7.  Make a Financial Plan

It can be expensive to hire counsel or even a team of legal advisors to handle a CID response.  It is important to discuss attorneys’ fees and costs before hiring the law firm and to understand how the process works.  Most law firms bill hourly and monthly.  Most will seek a retainer up front for a substantial project.  However, some firms may be willing to plan in advance with the providers (especially ones with long histories of on-time payments with the law firm) and consider accepting payments over time so that the provider can better manage the cost of responding to a CID.  For example, some firms may consider accepting a set fee paid per month to be charged against accumulating accounts receivable so the provider can have some predictability during this time period and can get caught up on payments during the lulls in the process.   

8.  Be Mindful of Conflicts.

There could be several parties involved in responding to a CID.  For example, a CID could be served on a legal entity and individuals.  Also, the legal entity could have active and passive investors, some with more or less potential liability.  It is important to assess up front whether a joint representation is appropriate to save costs, or if separate counsel is a better option.  At the outset, or later on in the process, it may be necessary or appropriate for certain parties to retain their own counsel. 

9.  Consider Getting a Few Steps Ahead of the Government.

When a provider receives a CID, the government is looking into whether any improper activity on the part of the provider resulted in false claims to the government.  Sometimes, the requests or questions in a CID may give insight to the provider as to the area of inquiry.  Other times, the questions may be rather broad.  In any event, the provider can engage the appropriate experts and health care counsel to conduct an investigation into the provider’s activities to determine whether compliance problems exist.  If providers engage these experts through their legal counsel, the information shared may be protected by the attorney-client privilege and the work product doctrine.  Depending upon the outcome of the provider’s internal investigation, the provider may decide to engage, through their legal counsel, in early discussions with the government concerning defenses, or, if liability has been found, approach the government with a settlement discussion and repayment plan.  If compliance problems are found, they may be able to be corrected earlier to limit the extent of the health care provider’s exposure.

10.  Be Aware of What is Going on in Your Industry and Get Your House in Order.

Be aware of any enforcement focus in your industry through annually reviewing the OIG Work Plan and checking on compliance or enforcement news concerning your industry.   If you find an area the government is focusing on, then focus compliance efforts in that area with inside and possibly outside advice.  Again, if you use a third party to review compliance, you should consider doing so via legal counsel so that you may be able to maintain privileges in what you find.

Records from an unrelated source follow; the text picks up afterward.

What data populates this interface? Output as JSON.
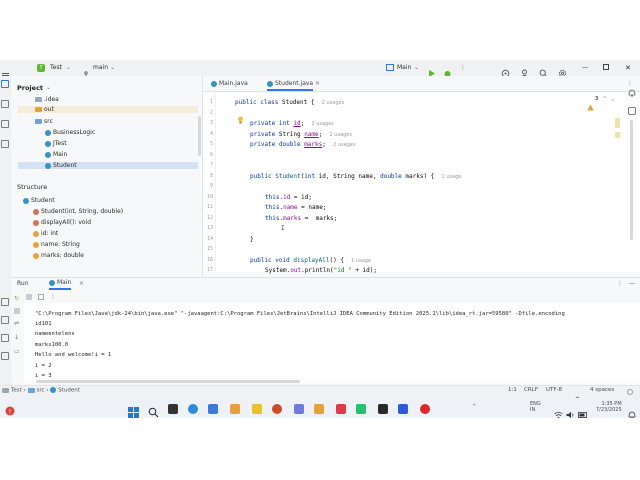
{
  "titlebar": {
    "project_badge": "T",
    "project_name": "Test",
    "branch_icon": "branch-icon",
    "branch": "main",
    "run_config": "Main"
  },
  "project_panel": {
    "title": "Project",
    "items": [
      {
        "label": ".idea"
      },
      {
        "label": "out"
      },
      {
        "label": "src"
      },
      {
        "label": "BusinessLogic"
      },
      {
        "label": "JTest"
      },
      {
        "label": "Main"
      },
      {
        "label": "Student"
      }
    ]
  },
  "structure_panel": {
    "title": "Structure",
    "root": "Student",
    "items": [
      {
        "label": "Student(int, String, double)"
      },
      {
        "label": "displayAll(): void"
      },
      {
        "label": "id: int"
      },
      {
        "label": "name: String"
      },
      {
        "label": "marks: double"
      }
    ]
  },
  "editor": {
    "tabs": [
      {
        "label": "Main.java"
      },
      {
        "label": "Student.java"
      }
    ],
    "warning_count": "3",
    "line_numbers": [
      "1",
      "2",
      "3",
      "4",
      "5",
      "6",
      "7",
      "8",
      "9",
      "10",
      "11",
      "12",
      "13",
      "14",
      "15",
      "16",
      "17"
    ],
    "hints": {
      "class_usages": "2 usages",
      "id_usages": "2 usages",
      "name_usages": "2 usages",
      "marks_usages": "2 usages",
      "ctor_usage": "1 usage",
      "display_usage": "1 usage"
    }
  },
  "run": {
    "tab_label": "Run",
    "config_tab": "Main",
    "console_lines": [
      "\"C:\\Program Files\\Java\\jdk-24\\bin\\java.exe\" \"-javaagent:C:\\Program Files\\JetBrains\\IntelliJ IDEA Community Edition 2025.1\\lib\\idea_rt.jar=59580\" -Dfile.encoding",
      "id101",
      "nameentelens",
      "marks100.0",
      "Hello and welcome!i = 1",
      "i = 2",
      "i = 3"
    ]
  },
  "statusbar": {
    "crumbs": [
      "Test",
      "src",
      "Student"
    ],
    "position": "1:1",
    "line_sep": "CRLF",
    "encoding": "UTF-8",
    "indent": "4 spaces"
  },
  "taskbar": {
    "lang": "ENG",
    "region": "IN",
    "time": "1:35 PM",
    "date": "7/23/2025"
  },
  "colors": {
    "accent": "#3574f0",
    "keyword": "#0033b3",
    "field": "#871094",
    "method": "#00627a"
  }
}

There are more in depth considerations on these points to be considered when a health care provider receives a CID.  However, these are intended to point a health care provider in the right direction.  In light of the exponential growth in the government’s use of CIDs, it may behoove providers who have not even received a CID to review these points.  Even more important, all health care providers who bill government payers should make sure their health care compliance plan is in place, is robust, and is being implemented.  A culture of compliance is the best defense.